US debt not a “mere” $16 trillion

According to a Wall Street Journal article last week, the national debt is not $16 trillion but is closer to $87 trillion because of unaccounted for government liabilities. Bill Archer and Chris Cox, two former member of the House of Representatives and members of President Clinton’s 1994 Bipartisan Commission on Entitlement and Tax Reform, say

The madness of markets – US Treasuries vs. gold

Memoirs of Extraordinary Popular Delusions and the Madness of Crowds is the classic text from 1841 by Charles Mackay that addresses the mass psychology that enables financial bubbles and their inevitable collapses.  The entire book is available here as a free pdf in the Essential Readings section of the site.  Grant Williams follows this theme

Meet the blogger who may have just saved the US economy

Meet the blogger who may have just saved the US economy. Yes, that’s the title of a blog celebrating Bentley University professor Scott Sumner’s championing of the latest and greatest Keynesian scheme to steal from the middle class. He calls it Nominal GDP targeting, but at this point it’s more like looting a burning building.

So many fallacies. So little time.

There’s an interesting interview with Marshall Auerback of Pinetree Captial Management posted over on Mineweb.com. It’s interesting not because of any particular subject matter, but rather the complete contradictions presented therein. The first half consists of a well-reasoned case for owning gold and why it is being remonetized in an overextended financial system. By contrast, the second half is a fallacy laden justification of many of the failed policies that are driving people to own gold.

The federal budget cannot be balanced

I’m always amazed at the number of people I meet who believe that Washington DC will still get its spending under control, that it’s just a matter of getting the right person, or the right party, into office and disaster will be averted. Or, that when we finally hit a real crisis, politicians will do the right thing – which is, incidentally, the complete opposite of what they’ve been doing for the last 100 years. Those are long odds if you ask me.

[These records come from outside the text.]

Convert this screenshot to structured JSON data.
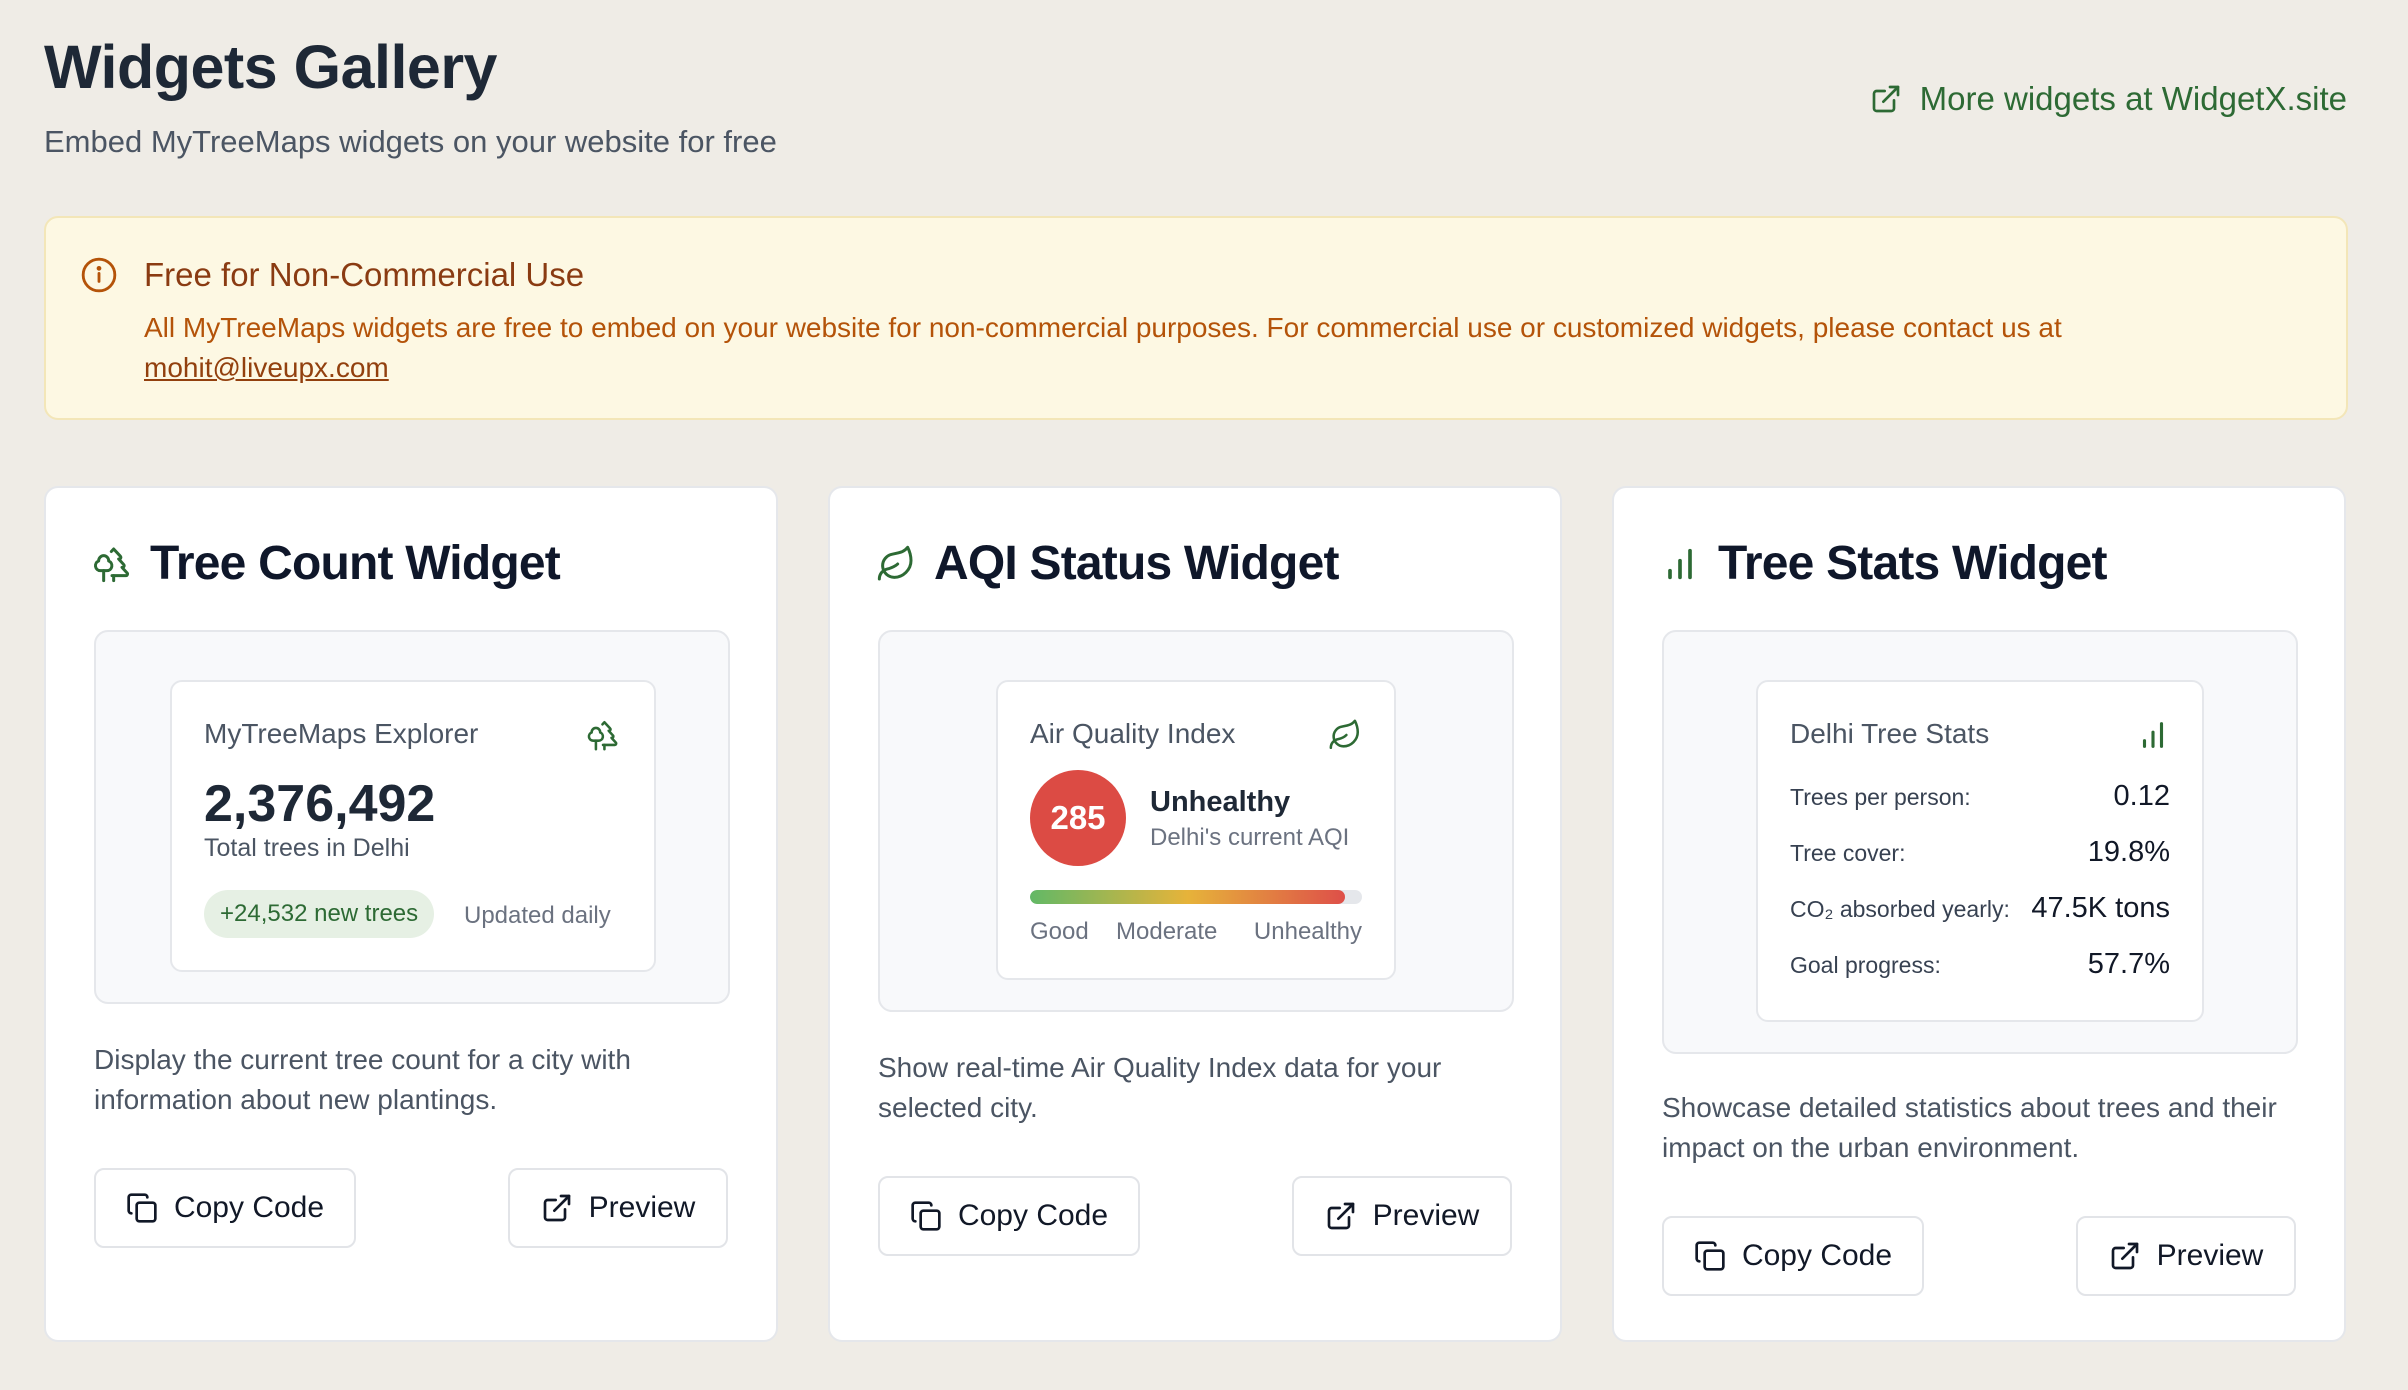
{
  "header": {
    "title": "Widgets Gallery",
    "subtitle": "Embed MyTreeMaps widgets on your website for free",
    "more_link": "More widgets at WidgetX.site"
  },
  "notice": {
    "title": "Free for Non-Commercial Use",
    "body": "All MyTreeMaps widgets are free to embed on your website for non-commercial purposes. For commercial use or customized widgets, please contact us at",
    "email": "mohit@liveupx.com"
  },
  "buttons": {
    "copy": "Copy Code",
    "preview": "Preview"
  },
  "widgets": [
    {
      "title": "Tree Count Widget",
      "icon": "trees-icon",
      "preview": {
        "title": "MyTreeMaps Explorer",
        "count": "2,376,492",
        "count_label": "Total trees in Delhi",
        "badge": "+24,532 new trees",
        "updated": "Updated daily"
      },
      "description": "Display the current tree count for a city with information about new plantings."
    },
    {
      "title": "AQI Status Widget",
      "icon": "leaf-icon",
      "preview": {
        "title": "Air Quality Index",
        "value": "285",
        "status": "Unhealthy",
        "subtitle": "Delhi's current AQI",
        "level": 0.95,
        "scale": [
          "Good",
          "Moderate",
          "Unhealthy"
        ]
      },
      "description": "Show real-time Air Quality Index data for your selected city."
    },
    {
      "title": "Tree Stats Widget",
      "icon": "bar-chart-icon",
      "preview": {
        "title": "Delhi Tree Stats",
        "stats": [
          {
            "label": "Trees per person:",
            "value": "0.12"
          },
          {
            "label": "Tree cover:",
            "value": "19.8%"
          },
          {
            "label": "CO₂ absorbed yearly:",
            "value": "47.5K tons"
          },
          {
            "label": "Goal progress:",
            "value": "57.7%"
          }
        ]
      },
      "description": "Showcase detailed statistics about trees and their impact on the urban environment."
    }
  ],
  "colors": {
    "brand_green": "#2d6a34",
    "aqi_red": "#dc4b44",
    "notice_bg": "#fdf8e3"
  }
}
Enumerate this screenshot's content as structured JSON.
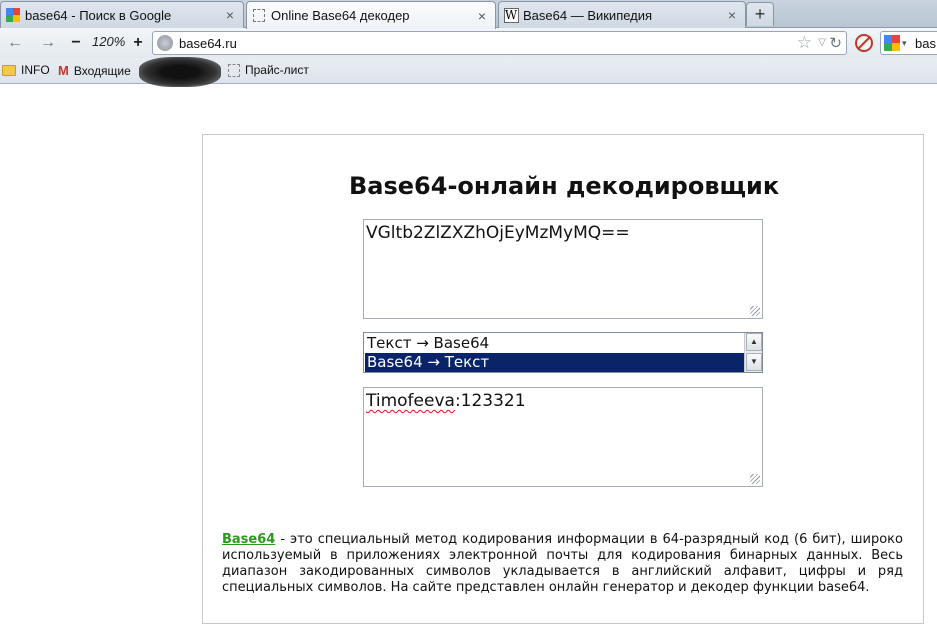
{
  "browser": {
    "tabs": [
      {
        "title": "base64 - Поиск в Google",
        "icon": "google-icon",
        "active": false
      },
      {
        "title": "Online Base64 декодер",
        "icon": "blank-page-icon",
        "active": true
      },
      {
        "title": "Base64 — Википедия",
        "icon": "wikipedia-icon",
        "active": false
      }
    ],
    "new_tab_label": "+",
    "tab_close_label": "×",
    "zoom_level": "120%",
    "zoom_out_label": "−",
    "zoom_in_label": "+",
    "url": "base64.ru",
    "search_text": "bas"
  },
  "bookmarks": [
    {
      "label": "INFO",
      "icon": "folder-icon"
    },
    {
      "label": "Входящие",
      "icon": "gmail-icon"
    },
    {
      "label": "Прайс-лист",
      "icon": "blank-page-icon"
    }
  ],
  "page": {
    "title": "Base64-онлайн декодировщик",
    "input_text": "VGltb2ZlZXZhOjEyMzMyMQ==",
    "mode_options": [
      "Текст → Base64",
      "Base64 → Текст"
    ],
    "selected_mode": "Base64 → Текст",
    "output_user": "Timofeeva",
    "output_rest": ":123321",
    "description": {
      "link_text": "Base64",
      "text": " - это специальный метод кодирования информации в 64-разрядный код (6 бит), широко используемый в приложениях электронной почты для кодирования бинарных данных. Весь диапазон закодированных символов укладывается в английский алфавит, цифры и ряд специальных символов. На сайте представлен онлайн генератор и декодер функции base64."
    }
  },
  "colors": {
    "selection_bg": "#0a246a",
    "link": "#2a9a1d",
    "spellcheck": "#dd1122"
  }
}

Paul Krugman reveals how much spending is too much

Recently, on CNBC’s Squawk Box, Paul Krugman ran into some surprisingly strong skepticism about his calls for more government spending. It was clear from the onset that no one was buying into the Keynesian philosophy that infinite government spending will save us all. It wasn’t easy, but the interviewers finally managed to tie him down as to how much spending is too much.

QE3 is a given

Notable mainstream economists and influential policy makers are calling for more quantitative easing, so many that QE3 is a given.  Officially, it will be QE3, but in actuality it will be QE4 because “Operation Twist” is quantitative easing with another name.  One important voice now calling for another round of QE is no less than